CHARLESTON COUNTY, S.C. (WCIV) — During Tuesday’s Charleston City Council meeting, members learned about a change coming to the School Crossing Guard Officer program.
“Who don’t like the school crossing guard? The children do, the parents do, the grandparents certainly do,” says Keith Waring, District 7 councilmember.
Crossing the street may be easy, but for school crossing guards, it’s their obligation to make sure kids do this simple task safely.
“We have a morning shift, an afternoon shift, so we get here about 6:45, and whenever the kids are crossing the road, we just cross them in the crosswalk and make sure cars are not hitting anybody,” says Ronna Zoucha-Budynski, a school crossing officer.
Right now, the Charleston County Sheriff’s Office is in charge of school crossing guards, but that responsibility is being handed over to the school district. Thirty schools have at least one or more officers, and 10 schools don’t have any.
Councilmembers say despite the switch, they hope a crossing guard remains at every school.“When it comes to being cost effective, they’re part time,” Waring said. “They work a couple hours in the morning, a couple hours in the afternoon. I look at that as being essential, and before Covid, we didn’t have the term ‘essential,’ but we certainly have it now.”
About Keith Waring

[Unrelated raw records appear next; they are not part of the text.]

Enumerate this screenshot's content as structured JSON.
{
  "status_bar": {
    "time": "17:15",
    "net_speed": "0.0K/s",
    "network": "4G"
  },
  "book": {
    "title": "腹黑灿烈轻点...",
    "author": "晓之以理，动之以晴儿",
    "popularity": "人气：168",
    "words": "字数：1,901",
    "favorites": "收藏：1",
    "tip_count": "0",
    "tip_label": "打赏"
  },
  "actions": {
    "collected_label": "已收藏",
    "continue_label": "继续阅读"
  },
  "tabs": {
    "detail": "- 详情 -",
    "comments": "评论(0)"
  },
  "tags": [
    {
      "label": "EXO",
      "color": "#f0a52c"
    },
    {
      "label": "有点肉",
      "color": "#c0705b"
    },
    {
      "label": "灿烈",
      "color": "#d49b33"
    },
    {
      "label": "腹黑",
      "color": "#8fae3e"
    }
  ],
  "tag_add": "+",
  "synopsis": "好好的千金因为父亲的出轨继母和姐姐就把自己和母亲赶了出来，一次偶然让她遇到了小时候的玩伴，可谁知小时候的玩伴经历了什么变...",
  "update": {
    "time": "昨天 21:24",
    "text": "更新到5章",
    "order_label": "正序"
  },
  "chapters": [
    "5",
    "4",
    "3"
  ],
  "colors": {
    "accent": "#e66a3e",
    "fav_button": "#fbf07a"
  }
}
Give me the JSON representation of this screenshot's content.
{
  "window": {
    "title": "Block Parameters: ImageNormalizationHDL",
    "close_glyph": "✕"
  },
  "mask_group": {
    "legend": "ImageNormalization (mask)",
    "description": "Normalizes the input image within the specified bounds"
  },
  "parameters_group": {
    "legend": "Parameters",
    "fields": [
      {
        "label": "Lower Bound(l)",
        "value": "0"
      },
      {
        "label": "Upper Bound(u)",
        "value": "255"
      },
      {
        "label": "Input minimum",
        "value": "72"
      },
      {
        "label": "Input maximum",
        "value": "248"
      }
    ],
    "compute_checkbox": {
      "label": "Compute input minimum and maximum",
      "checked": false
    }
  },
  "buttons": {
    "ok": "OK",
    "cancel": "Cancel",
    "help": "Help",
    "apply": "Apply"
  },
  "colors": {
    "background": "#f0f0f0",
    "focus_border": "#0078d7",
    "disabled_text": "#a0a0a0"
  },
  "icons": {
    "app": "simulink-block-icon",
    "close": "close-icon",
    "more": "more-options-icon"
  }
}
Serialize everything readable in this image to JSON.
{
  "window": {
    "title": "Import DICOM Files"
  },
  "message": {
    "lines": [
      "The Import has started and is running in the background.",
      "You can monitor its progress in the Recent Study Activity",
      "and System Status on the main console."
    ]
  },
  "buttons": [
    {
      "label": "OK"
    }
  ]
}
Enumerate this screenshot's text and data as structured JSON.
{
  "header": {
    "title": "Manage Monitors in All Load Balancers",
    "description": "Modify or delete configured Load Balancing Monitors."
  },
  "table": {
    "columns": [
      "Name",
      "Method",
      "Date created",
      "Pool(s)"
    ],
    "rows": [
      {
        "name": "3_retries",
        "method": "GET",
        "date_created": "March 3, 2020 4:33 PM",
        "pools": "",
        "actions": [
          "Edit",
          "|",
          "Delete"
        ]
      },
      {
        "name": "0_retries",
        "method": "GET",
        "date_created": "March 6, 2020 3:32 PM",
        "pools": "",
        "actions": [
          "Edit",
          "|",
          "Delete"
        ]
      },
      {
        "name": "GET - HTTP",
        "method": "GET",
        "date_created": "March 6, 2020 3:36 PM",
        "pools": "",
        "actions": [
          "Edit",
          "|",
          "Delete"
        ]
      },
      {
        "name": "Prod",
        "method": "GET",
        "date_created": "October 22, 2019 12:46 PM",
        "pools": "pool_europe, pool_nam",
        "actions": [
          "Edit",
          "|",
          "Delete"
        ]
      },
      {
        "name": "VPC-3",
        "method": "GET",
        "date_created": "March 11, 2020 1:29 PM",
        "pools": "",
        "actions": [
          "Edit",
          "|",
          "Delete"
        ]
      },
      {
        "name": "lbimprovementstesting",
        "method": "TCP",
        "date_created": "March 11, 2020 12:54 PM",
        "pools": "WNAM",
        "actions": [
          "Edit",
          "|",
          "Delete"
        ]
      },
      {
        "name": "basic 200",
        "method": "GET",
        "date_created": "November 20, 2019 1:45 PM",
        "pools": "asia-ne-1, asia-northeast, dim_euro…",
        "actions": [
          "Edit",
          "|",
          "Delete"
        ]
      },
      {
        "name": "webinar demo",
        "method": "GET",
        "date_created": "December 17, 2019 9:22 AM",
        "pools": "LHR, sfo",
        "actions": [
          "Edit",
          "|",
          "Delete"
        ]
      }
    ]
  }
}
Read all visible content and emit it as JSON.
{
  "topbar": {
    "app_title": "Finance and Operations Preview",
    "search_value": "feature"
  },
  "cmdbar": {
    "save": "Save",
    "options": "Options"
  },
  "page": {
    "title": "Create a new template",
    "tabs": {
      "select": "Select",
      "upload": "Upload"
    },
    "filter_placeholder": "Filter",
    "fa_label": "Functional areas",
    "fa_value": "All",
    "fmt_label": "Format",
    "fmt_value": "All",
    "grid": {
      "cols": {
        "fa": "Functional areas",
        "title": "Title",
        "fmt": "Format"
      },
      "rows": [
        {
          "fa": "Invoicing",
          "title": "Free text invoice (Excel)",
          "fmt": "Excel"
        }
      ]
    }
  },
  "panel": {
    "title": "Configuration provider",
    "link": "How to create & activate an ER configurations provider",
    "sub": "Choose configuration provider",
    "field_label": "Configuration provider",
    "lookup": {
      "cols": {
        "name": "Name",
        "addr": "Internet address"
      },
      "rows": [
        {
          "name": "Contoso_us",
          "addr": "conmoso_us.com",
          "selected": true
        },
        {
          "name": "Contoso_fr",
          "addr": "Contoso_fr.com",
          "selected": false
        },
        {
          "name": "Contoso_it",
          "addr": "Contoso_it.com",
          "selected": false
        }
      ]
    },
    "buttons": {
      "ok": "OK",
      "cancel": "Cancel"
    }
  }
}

Councilman Perry Keith Waring represents the constituents of District Seven in the City of Charleston (South Carolina) and has done so since 2011. Learn more about Councilman Waring, have a look at and review his record, or get in touch with him regarding issues facing District Seven.